Crown Feral review by Trap Them

logo Ultimate Guitar
  • Released: Sep 23, 2016
  • Sound: 8
  • Lyrics: 8
  • Overall Impression: 8
  • Reviewer's score: 8 Superb
  • Users' score: 8.3 (3 votes)
Trap Them: Crown Feral

Sound — 8
Getting to work and develop themselves under the guidance of the incomparable Kurt Ballou of Converge, Trap Them have progressed nicely with their grindcore sound. Banking on a purely frenzied sound in their 2007 debut album, "Sleepwell Constructor," their 2008 follow-up album, "Seizures in Barren Praise," started to dabble a bit in a lower, doomy gear, and 2011's "Darker Handcraft" showed the band reaching a higher level of substance by growing further from their whiplash grindcore songwriting and bringing forth songs with more defined riffs and screaming hooks ("I am that goddamn son of a bitch" from "The Facts" being an instant classic). 2014's "Blissfucker" would take that elaboration even further, where an even balance between blistering grindcore moments and slow-burning sludge/doom metal moments made it their most dynamic album to date.

With the initiative of "Blissfucker" also making it the longest album Trap Them have ever composed - clocking in at a runtime longer than their first two albums combined - Trap Them's fifth album, "Crown Feral," aims to trim down that duality of grind and doom to a more concise offering. As opposed to the doom sections in the previous album being 7-minute-long slow-burners, those sections this time around are composed with efficiency while still being a substantial contrast, like the wide-mixed guitars that create a gloomy atmosphere in the lower gears of "Malengines Here, Where They Should Be," the cryptic clean guitar lines that juxtapose the chugging choruses in "Twitching in the Auras," the dark melodies in the opening doom cut of "Kindred Dirt" reprising in the following grindcore cut of "Hellionaires," or the sludgy-to-frenetic closer "Phantom Air."

YouTube preview picture

On the heavier side, Trap Them don't quite match the unbridled grinding energy in "Blissfucker," but they still dish out their high-gear moments well. "Prodigala" boasts some nice hammer-on riffs, the following "Luster Pendulums" emphasizes its tremolo riffs, "Stray of the Tongue" throws in a quick but impressive guitar solo, and other moments come off reminiscent of earlier albums, like the blastbeat pulses in "Speak Nigh" being similar to the rhythms in the "Seizures..." song "Roam/Absent Civilian," or the straightforward drive of "Revival Spines" feeling akin to "The Facts" from "Darker Handcraft."

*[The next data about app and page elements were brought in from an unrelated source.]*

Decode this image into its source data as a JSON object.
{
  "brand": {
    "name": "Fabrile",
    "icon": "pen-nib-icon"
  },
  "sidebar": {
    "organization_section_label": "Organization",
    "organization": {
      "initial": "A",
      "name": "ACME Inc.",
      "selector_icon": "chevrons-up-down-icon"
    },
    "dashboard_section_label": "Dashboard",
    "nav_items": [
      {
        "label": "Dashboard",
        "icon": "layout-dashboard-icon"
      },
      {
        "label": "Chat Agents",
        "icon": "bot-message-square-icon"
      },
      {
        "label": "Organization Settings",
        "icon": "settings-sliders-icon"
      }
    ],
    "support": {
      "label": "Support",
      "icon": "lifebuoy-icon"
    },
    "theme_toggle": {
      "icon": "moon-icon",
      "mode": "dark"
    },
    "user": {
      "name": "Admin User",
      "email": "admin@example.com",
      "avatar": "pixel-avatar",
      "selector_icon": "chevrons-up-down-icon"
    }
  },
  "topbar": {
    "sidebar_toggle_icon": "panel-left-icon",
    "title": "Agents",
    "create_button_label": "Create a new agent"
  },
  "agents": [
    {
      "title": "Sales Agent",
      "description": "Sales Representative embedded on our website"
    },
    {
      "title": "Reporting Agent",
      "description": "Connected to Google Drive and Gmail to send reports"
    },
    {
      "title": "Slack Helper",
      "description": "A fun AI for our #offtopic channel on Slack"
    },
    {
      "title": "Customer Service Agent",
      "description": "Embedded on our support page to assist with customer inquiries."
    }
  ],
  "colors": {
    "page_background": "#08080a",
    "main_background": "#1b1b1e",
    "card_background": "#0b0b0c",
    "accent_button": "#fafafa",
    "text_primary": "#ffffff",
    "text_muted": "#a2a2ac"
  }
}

Lyrics — 8
As frontman Ryan McKenney had previously divulged that his hard-to-distinguish vocals and lyrics are a purposeful obscurity in Trap Them's music for the sake of mystique (and to allow ad-libbing lyrics at live shows), his vocals and lyrics in "Crown Feral" are still harsh but clearer to hear compared to "Blissfucker." Any listener used to his grainy timbre can decipher what he's saying in this record with better success, and even if it's just piece by piece, one can get enough of the picture to see McKenney's lyrical painting of impending destruction in "Kindred Dirt" ("As if we're on the same road / To share the same waste / Build a way to our grave") and welcoming that fate in "Hellionaires" ("Making my way to death's wooden door / And I'll bring a fucking battering ram"), lambasting the faithful in "Prodigala" ("They need to mar / Need to maul / They need to spite... And fucking repent") and "Luster Pendulums" ("I've got a gospel to spade your grace"), and reveling in the power of mutiny and bloody revolution against the elite in "Malengines Here, Where They Should Be" ("There's no backroom deal to be bought / No briefcase in hand to exchange / There's nothing held in your hands that we don't know how to take") and "Twitching in the Auras" ("It's the sadist teeth in me / And the drive to be there for the hangings").

Overall Impression — 8
The trimmer version of the doom/grind recipe in "Crown Feral" is one with benefits and drawbacks that counter the more elaborate version of that recipe brought forth in "Blissfucker." While the desire to carry itself with brevity restricts the album from truly one-upping the output of its predecessor, the quarrels listeners had with the extensive, slow-burning nature of "Blissfucker" will be more satisfied with the to-the-point mentality of "Crown Feral." And beyond the comparison of albums, "Crown Feral" is simply another impressive notch in Trap Them's belt.

0 comments sorted by best / new / date